• Your task: Which lines in the entries below contain the string "compromisso"? Show each of them in full.

• Page and application data records:
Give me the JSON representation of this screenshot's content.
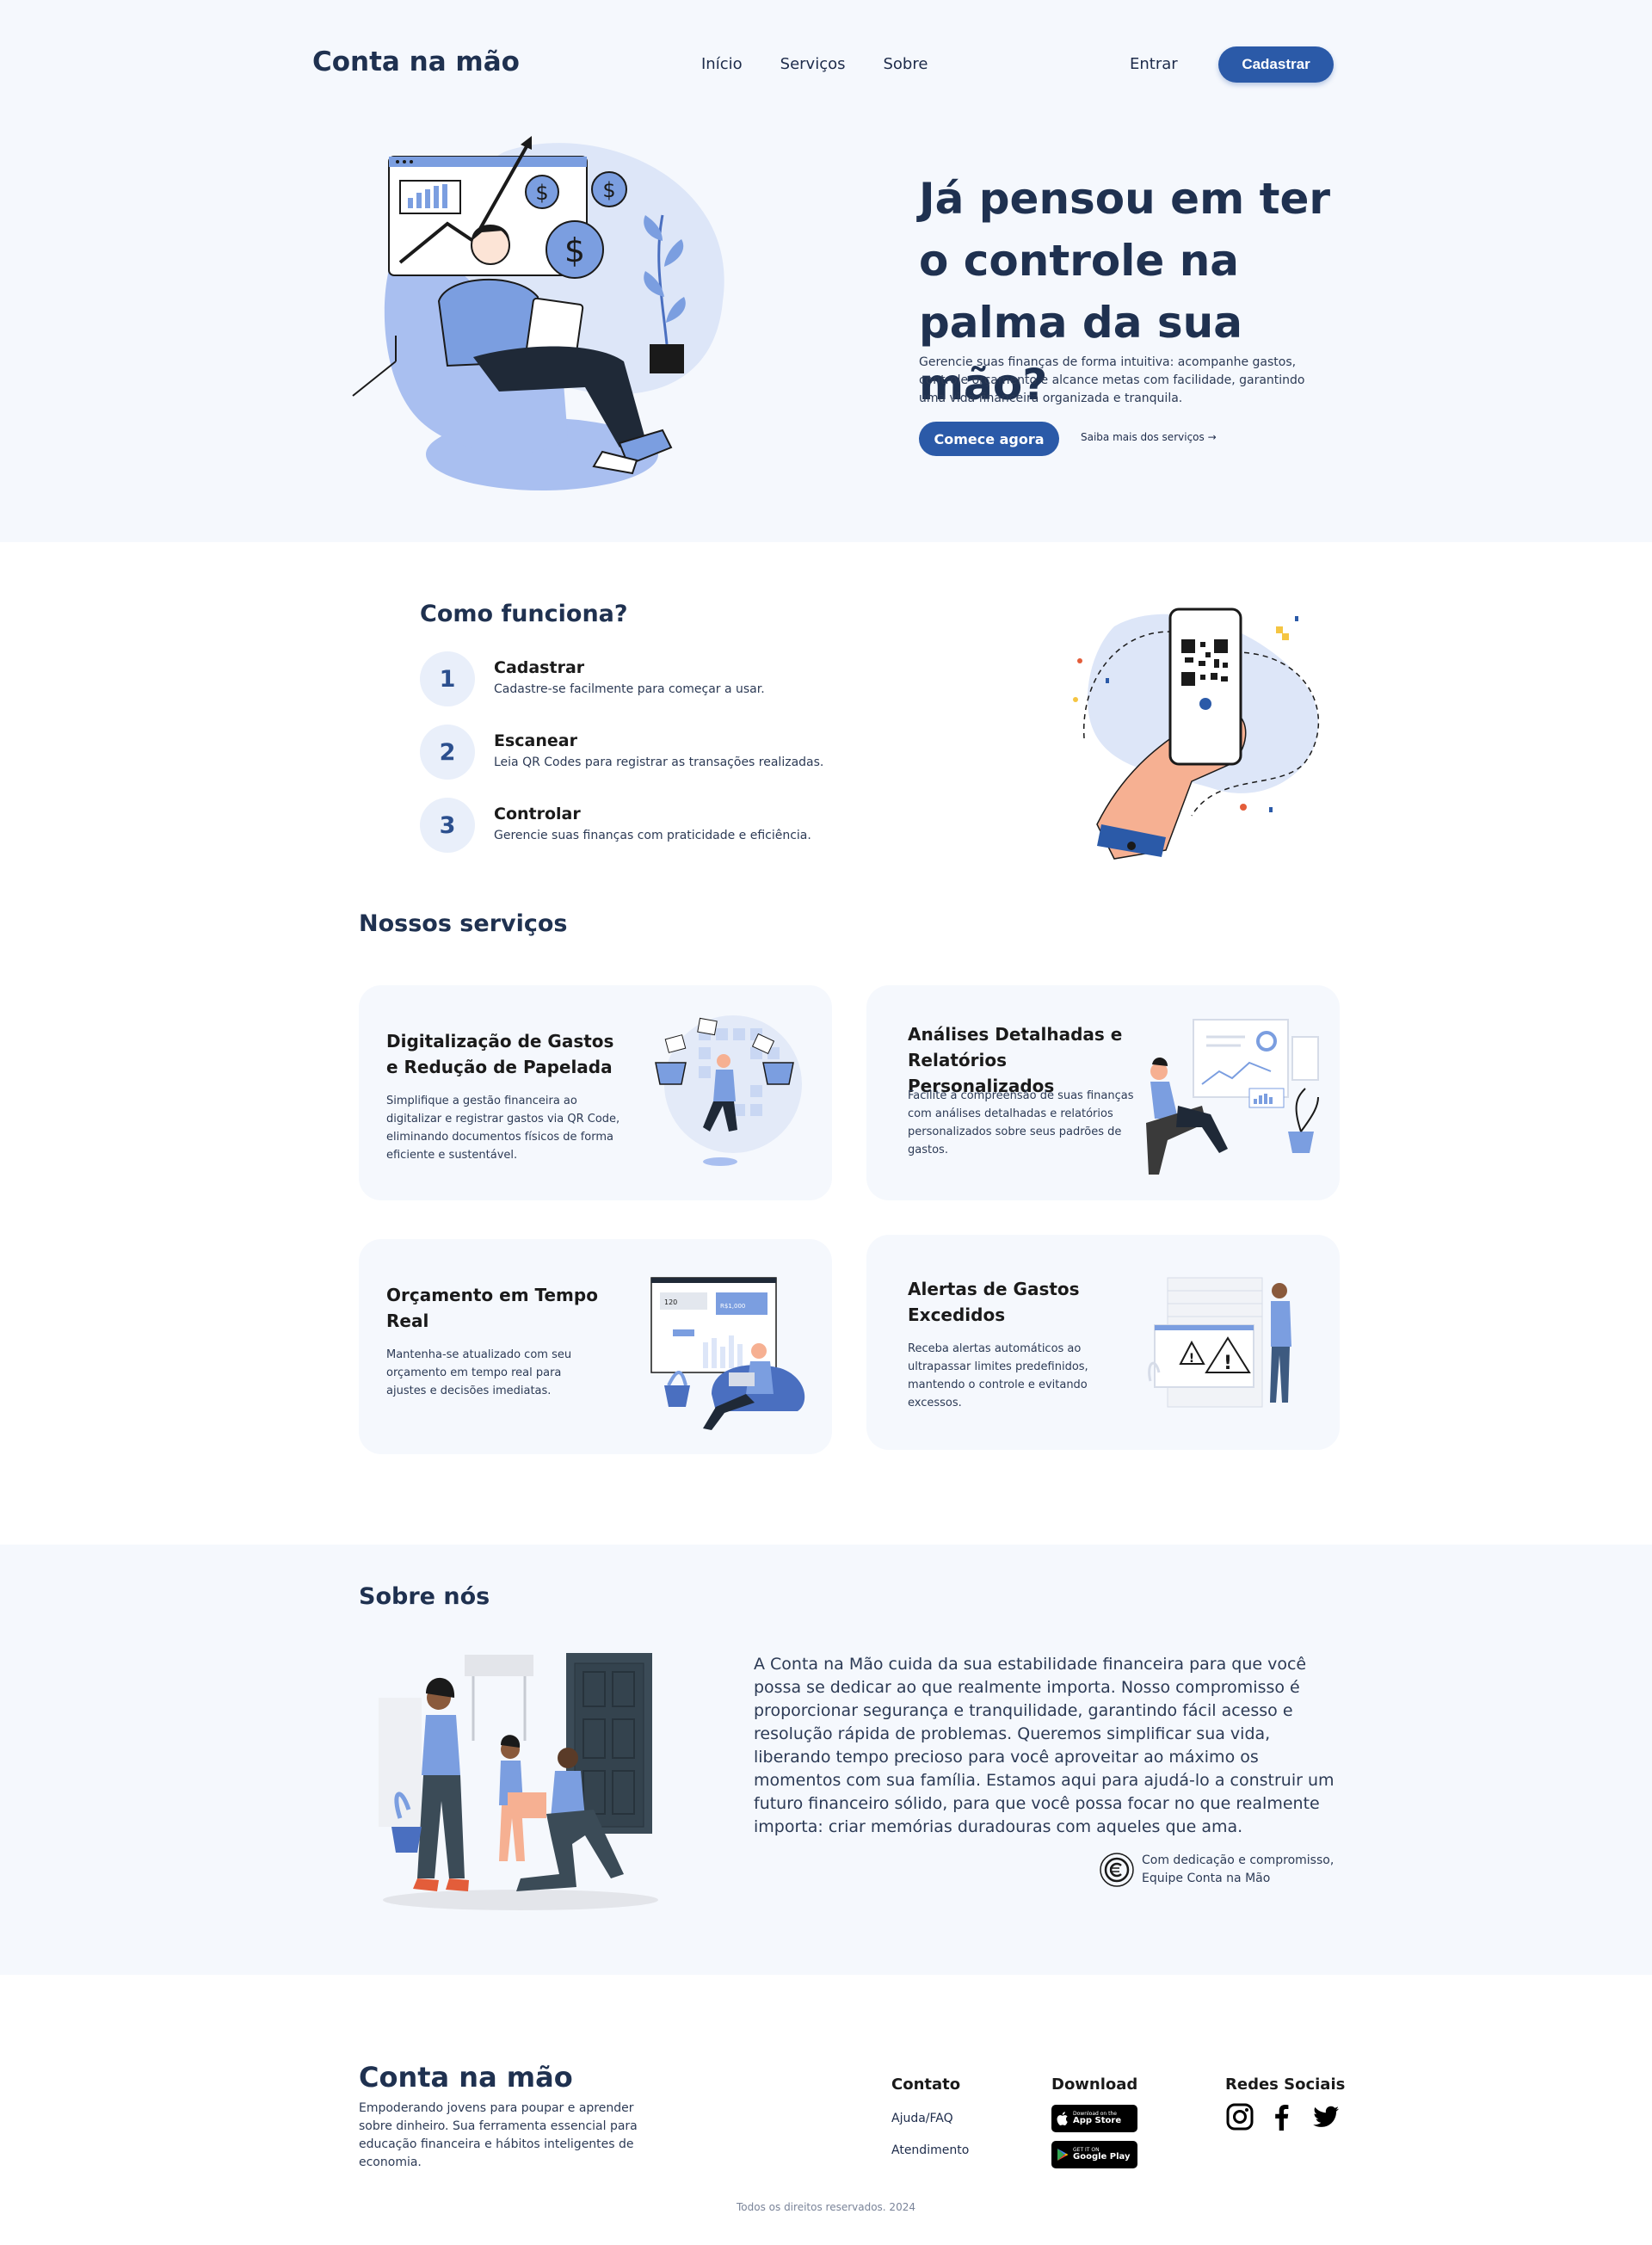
{
  "header": {
    "brand": "Conta na mão",
    "nav": [
      "Início",
      "Serviços",
      "Sobre"
    ],
    "login": "Entrar",
    "signup": "Cadastrar"
  },
  "hero": {
    "title": "Já pensou em ter o controle na palma da sua mão?",
    "description": "Gerencie suas finanças de forma intuitiva: acompanhe gastos, controle orçamento e alcance metas com facilidade, garantindo uma vida financeira organizada e tranquila.",
    "cta": "Comece agora",
    "learn_more": "Saiba mais dos serviços →"
  },
  "how": {
    "title": "Como funciona?",
    "steps": [
      {
        "num": "1",
        "title": "Cadastrar",
        "desc": "Cadastre-se facilmente para começar a usar."
      },
      {
        "num": "2",
        "title": "Escanear",
        "desc": "Leia QR Codes para registrar as transações realizadas."
      },
      {
        "num": "3",
        "title": "Controlar",
        "desc": "Gerencie suas finanças com praticidade e eficiência."
      }
    ]
  },
  "services": {
    "title": "Nossos serviços",
    "cards": [
      {
        "title": "Digitalização de Gastos e Redução de Papelada",
        "desc": "Simplifique a gestão financeira ao digitalizar e registrar gastos via QR Code, eliminando documentos físicos de forma eficiente e sustentável."
      },
      {
        "title": "Análises Detalhadas e Relatórios Personalizados",
        "desc": "Facilite a compreensão de suas finanças com análises detalhadas e relatórios personalizados sobre seus padrões de gastos."
      },
      {
        "title": "Orçamento em Tempo Real",
        "desc": "Mantenha-se atualizado com seu orçamento em tempo real para ajustes e decisões imediatas.",
        "art_values": [
          "120",
          "R$1,000"
        ]
      },
      {
        "title": "Alertas de Gastos Excedidos",
        "desc": "Receba alertas automáticos ao ultrapassar limites predefinidos, mantendo o controle e evitando excessos."
      }
    ]
  },
  "about": {
    "title": "Sobre nós",
    "text": "A Conta na Mão cuida da sua estabilidade financeira para que você possa se dedicar ao que realmente importa. Nosso compromisso é proporcionar segurança e tranquilidade, garantindo fácil acesso e resolução rápida de problemas. Queremos simplificar sua vida, liberando tempo precioso para você aproveitar ao máximo os momentos com sua família. Estamos aqui para ajudá-lo a construir um futuro financeiro sólido, para que você possa focar no que realmente importa: criar memórias duradouras com aqueles que ama.",
    "sign_line1": "Com dedicação e compromisso,",
    "sign_line2": "Equipe Conta na Mão"
  },
  "footer": {
    "brand": "Conta na mão",
    "tagline": "Empoderando jovens para poupar e aprender sobre dinheiro. Sua ferramenta essencial para educação financeira e hábitos inteligentes de economia.",
    "contact_title": "Contato",
    "contact_links": [
      "Ajuda/FAQ",
      "Atendimento"
    ],
    "download_title": "Download",
    "app_store_small": "Download on the",
    "app_store": "App Store",
    "google_play_small": "GET IT ON",
    "google_play": "Google Play",
    "social_title": "Redes Sociais",
    "copyright": "Todos os direitos reservados. 2024"
  },
  "colors": {
    "primary": "#2b5aa8",
    "heading": "#1f3150",
    "section_bg": "#f5f8fd",
    "illustration": "#7b9ee0"
  },
  "icons": [
    "instagram-icon",
    "facebook-icon",
    "twitter-icon",
    "apple-icon",
    "google-play-icon",
    "coin-seal-icon"
  ]
}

• Exercise result:
    "text": "A Conta na Mão cuida da sua estabilidade financeira para que você possa se dedicar ao que realmente importa. Nosso compromisso é proporcionar segurança e tranquilidade, garantindo fácil acesso e resolução rápida de problemas. Queremos simplificar sua vida, liberando tempo precioso para você aproveitar ao máximo os momentos com sua família. Estamos aqui para ajudá-lo a construir um futuro financeiro sólido, para que você possa focar no que realmente importa: criar memórias duradouras com aqueles que ama.",
    "sign_line1": "Com dedicação e compromisso,",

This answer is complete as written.